Your instructions » Every line of the material is to be quoted verbatim, minus the pictures.

Input for this task »
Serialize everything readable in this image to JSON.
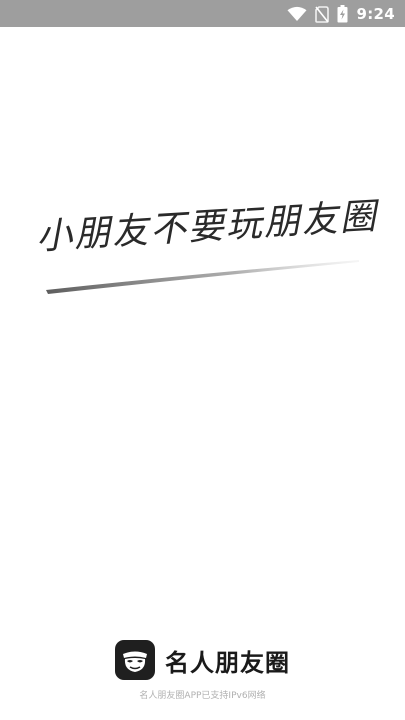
{
  "status_bar": {
    "time": "9:24",
    "background": "#9e9e9e",
    "icons": [
      "wifi-icon",
      "no-sim-icon",
      "battery-charging-icon"
    ]
  },
  "splash": {
    "slogan": "小朋友不要玩朋友圈"
  },
  "brand": {
    "logo_icon": "mask-face-logo-icon",
    "name": "名人朋友圈"
  },
  "footer": {
    "note": "名人朋友圈APP已支持IPv6网络"
  }
}
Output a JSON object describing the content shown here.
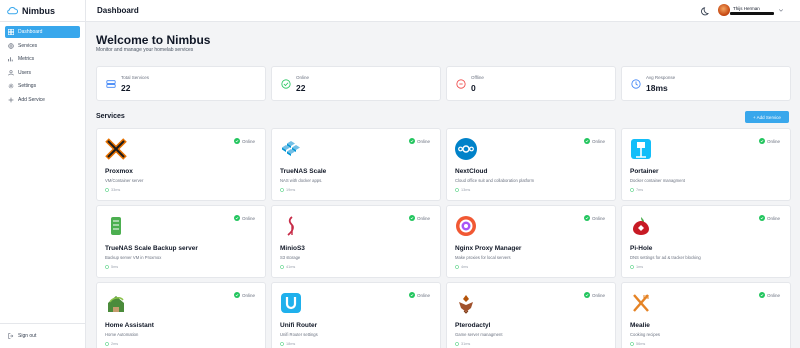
{
  "app": {
    "name": "Nimbus"
  },
  "sidebar": {
    "items": [
      {
        "label": "Dashboard",
        "icon": "dashboard-icon"
      },
      {
        "label": "Services",
        "icon": "services-icon"
      },
      {
        "label": "Metrics",
        "icon": "metrics-icon"
      },
      {
        "label": "Users",
        "icon": "users-icon"
      },
      {
        "label": "Settings",
        "icon": "settings-icon"
      },
      {
        "label": "Add Service",
        "icon": "plus-icon"
      }
    ],
    "signout_label": "Sign out"
  },
  "header": {
    "title": "Dashboard",
    "user_name": "Thijs Herman"
  },
  "main": {
    "welcome": "Welcome to Nimbus",
    "subtitle": "Monitor and manage your homelab services"
  },
  "stats": [
    {
      "label": "Total Services",
      "value": "22",
      "icon": "server-icon",
      "color": "#3b82f6"
    },
    {
      "label": "Online",
      "value": "22",
      "icon": "check-circle-icon",
      "color": "#22c55e"
    },
    {
      "label": "Offline",
      "value": "0",
      "icon": "x-circle-icon",
      "color": "#ef4444"
    },
    {
      "label": "Avg Response",
      "value": "18ms",
      "icon": "clock-icon",
      "color": "#3b82f6"
    }
  ],
  "services_section": {
    "title": "Services",
    "add_button": "+ Add Service"
  },
  "services": [
    {
      "name": "Proxmox",
      "description": "VM/Container server",
      "status": "Online",
      "latency": "33ms",
      "icon": "proxmox-icon"
    },
    {
      "name": "TrueNAS Scale",
      "description": "NAS with docker apps.",
      "status": "Online",
      "latency": "19ms",
      "icon": "truenas-icon"
    },
    {
      "name": "NextCloud",
      "description": "Cloud office suit and collaboration platform",
      "status": "Online",
      "latency": "13ms",
      "icon": "nextcloud-icon"
    },
    {
      "name": "Portainer",
      "description": "Docker container managment",
      "status": "Online",
      "latency": "7ms",
      "icon": "portainer-icon"
    },
    {
      "name": "TrueNAS Scale Backup server",
      "description": "Backup server VM in Proxmox",
      "status": "Online",
      "latency": "5ms",
      "icon": "truenas-backup-icon"
    },
    {
      "name": "MinioS3",
      "description": "S3 storage",
      "status": "Online",
      "latency": "41ms",
      "icon": "minio-icon"
    },
    {
      "name": "Nginx Proxy Manager",
      "description": "Make proxies for local servers",
      "status": "Online",
      "latency": "4ms",
      "icon": "nginx-proxy-manager-icon"
    },
    {
      "name": "Pi-Hole",
      "description": "DNS settings for ad & tracker blocking",
      "status": "Online",
      "latency": "1ms",
      "icon": "pihole-icon"
    },
    {
      "name": "Home Assistant",
      "description": "Home Automation",
      "status": "Online",
      "latency": "2ms",
      "icon": "home-assistant-icon"
    },
    {
      "name": "Unifi Router",
      "description": "Unifi Router settings",
      "status": "Online",
      "latency": "18ms",
      "icon": "unifi-icon"
    },
    {
      "name": "Pterodactyl",
      "description": "Game server managment",
      "status": "Online",
      "latency": "31ms",
      "icon": "pterodactyl-icon"
    },
    {
      "name": "Mealie",
      "description": "Cooking recipes",
      "status": "Online",
      "latency": "56ms",
      "icon": "mealie-icon"
    }
  ],
  "colors": {
    "accent": "#38a7ec",
    "online": "#22c55e",
    "offline": "#ef4444"
  }
}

Finished task »
Serialize everything readable in this image to JSON.
{
  "status_bar": {
    "time": "9:24",
    "background": "#9e9e9e",
    "icons": [
      "wifi-icon",
      "no-sim-icon",
      "battery-charging-icon"
    ]
  },
  "splash": {
    "slogan": "小朋友不要玩朋友圈"
  },
  "brand": {
    "logo_icon": "mask-face-logo-icon",
    "name": "名人朋友圈"
  },
  "footer": {
    "note": "名人朋友圈APP已支持IPv6网络"
  }
}
Output a JSON object describing the content shown here.
{
  "app": {
    "name": "Nimbus"
  },
  "sidebar": {
    "items": [
      {
        "label": "Dashboard",
        "icon": "dashboard-icon"
      },
      {
        "label": "Services",
        "icon": "services-icon"
      },
      {
        "label": "Metrics",
        "icon": "metrics-icon"
      },
      {
        "label": "Users",
        "icon": "users-icon"
      },
      {
        "label": "Settings",
        "icon": "settings-icon"
      },
      {
        "label": "Add Service",
        "icon": "plus-icon"
      }
    ],
    "signout_label": "Sign out"
  },
  "header": {
    "title": "Dashboard",
    "user_name": "Thijs Herman"
  },
  "main": {
    "welcome": "Welcome to Nimbus",
    "subtitle": "Monitor and manage your homelab services"
  },
  "stats": [
    {
      "label": "Total Services",
      "value": "22",
      "icon": "server-icon",
      "color": "#3b82f6"
    },
    {
      "label": "Online",
      "value": "22",
      "icon": "check-circle-icon",
      "color": "#22c55e"
    },
    {
      "label": "Offline",
      "value": "0",
      "icon": "x-circle-icon",
      "color": "#ef4444"
    },
    {
      "label": "Avg Response",
      "value": "18ms",
      "icon": "clock-icon",
      "color": "#3b82f6"
    }
  ],
  "services_section": {
    "title": "Services",
    "add_button": "+ Add Service"
  },
  "services": [
    {
      "name": "Proxmox",
      "description": "VM/Container server",
      "status": "Online",
      "latency": "33ms",
      "icon": "proxmox-icon"
    },
    {
      "name": "TrueNAS Scale",
      "description": "NAS with docker apps.",
      "status": "Online",
      "latency": "19ms",
      "icon": "truenas-icon"
    },
    {
      "name": "NextCloud",
      "description": "Cloud office suit and collaboration platform",
      "status": "Online",
      "latency": "13ms",
      "icon": "nextcloud-icon"
    },
    {
      "name": "Portainer",
      "description": "Docker container managment",
      "status": "Online",
      "latency": "7ms",
      "icon": "portainer-icon"
    },
    {
      "name": "TrueNAS Scale Backup server",
      "description": "Backup server VM in Proxmox",
      "status": "Online",
      "latency": "5ms",
      "icon": "truenas-backup-icon"
    },
    {
      "name": "MinioS3",
      "description": "S3 storage",
      "status": "Online",
      "latency": "41ms",
      "icon": "minio-icon"
    },
    {
      "name": "Nginx Proxy Manager",
      "description": "Make proxies for local servers",
      "status": "Online",
      "latency": "4ms",
      "icon": "nginx-proxy-manager-icon"
    },
    {
      "name": "Pi-Hole",
      "description": "DNS settings for ad & tracker blocking",
      "status": "Online",
      "latency": "1ms",
      "icon": "pihole-icon"
    },
    {
      "name": "Home Assistant",
      "description": "Home Automation",
      "status": "Online",
      "latency": "2ms",
      "icon": "home-assistant-icon"
    },
    {
      "name": "Unifi Router",
      "description": "Unifi Router settings",
      "status": "Online",
      "latency": "18ms",
      "icon": "unifi-icon"
    },
    {
      "name": "Pterodactyl",
      "description": "Game server managment",
      "status": "Online",
      "latency": "31ms",
      "icon": "pterodactyl-icon"
    },
    {
      "name": "Mealie",
      "description": "Cooking recipes",
      "status": "Online",
      "latency": "56ms",
      "icon": "mealie-icon"
    }
  ],
  "colors": {
    "accent": "#38a7ec",
    "online": "#22c55e",
    "offline": "#ef4444"
  }
}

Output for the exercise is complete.